A collective witch hunt, the tying of a young man, half-naked, to a lamp post and his public flogging, or the forced entering of an apartment, from the balcony of which furniture is soon sent flying without anyone trying to intervene – these scenes are not horrific fantasies, but real incidents witnessed in Egypt. Incidents that just a few decades ago would have been impossible, indeed unthinkable – and yet nowadays appear completely normal.
These days we witness people in Beirut rejoicing and handing out sweets in their delight at the carnage in the Syrian town of Al-Qusayr, inhabitants of the western part of Aleppo welcoming the destruction and the deaths in the eastern part of their own city. Elsewhere, the bloodbath on Rabaa Al-Adawiya Square in Cairo is met with joy and satisfaction. "Factions" of a people celebrate death coming to other "factions" of one and the same people, thus making common cause with the barbarism of the state, with all its rationalisations and staging.
How did we ever sink so low?
I am convinced that one explanation lies in the relations between three specific elements – the state, society and law/morality. Before the advent of the modern state, the traditional system of rule saw to it that the "natural order" of things was preserved, embodied in morality and in the traditions common to all of the state's inhabitants, which regulated their conduct. Morality and traditions were overlaid by religious laws, which were also a part of society. The role of the ruling system was therefore limited to maintaining the "natural order", as well as ensuring its survival and preservation.
With the onset of the Ottoman reforms, however, the state was increasingly empowered with legal authority in all possible matters, charged with wresting this authority from society and making the law its own exclusive domain.
This process reached its height after the end of colonial rule, which had itself previously snatched full legal authority from society, until the state even ordered the seizure of the waqf – the religious foundations – and their nationalisation.

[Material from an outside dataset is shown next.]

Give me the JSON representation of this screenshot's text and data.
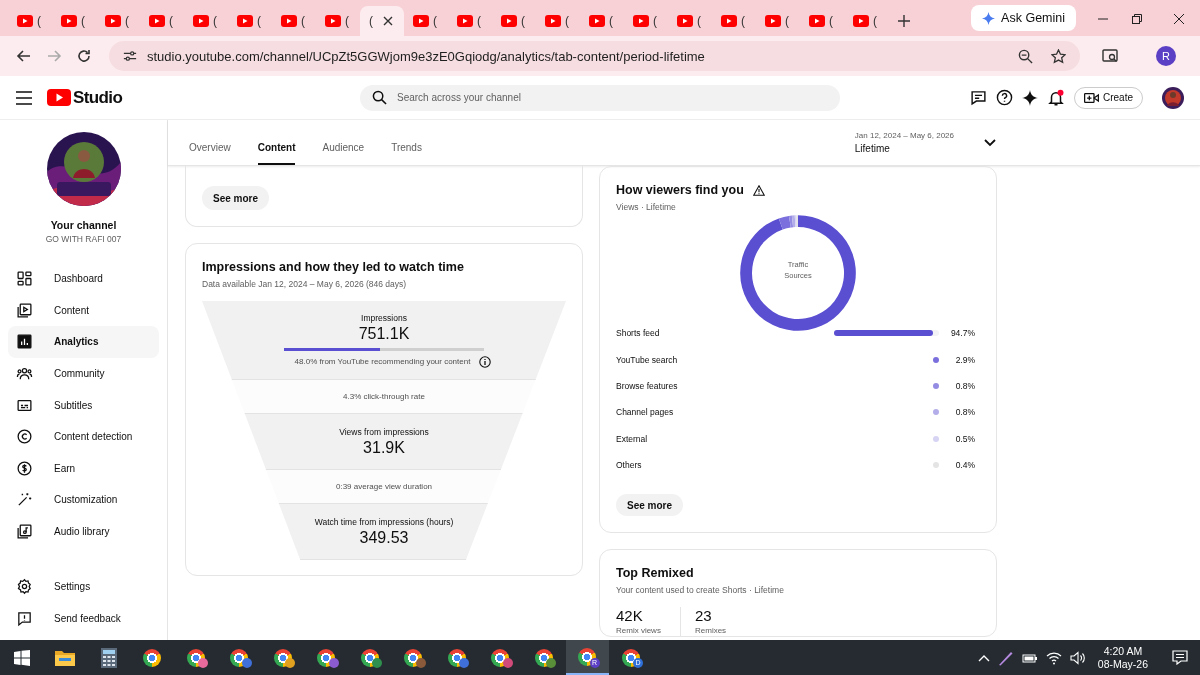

These very same waqf had once guaranteed the independence of the religious institutions, which stood guard over all matters of religious and moral law and defended them from the incursion of the state.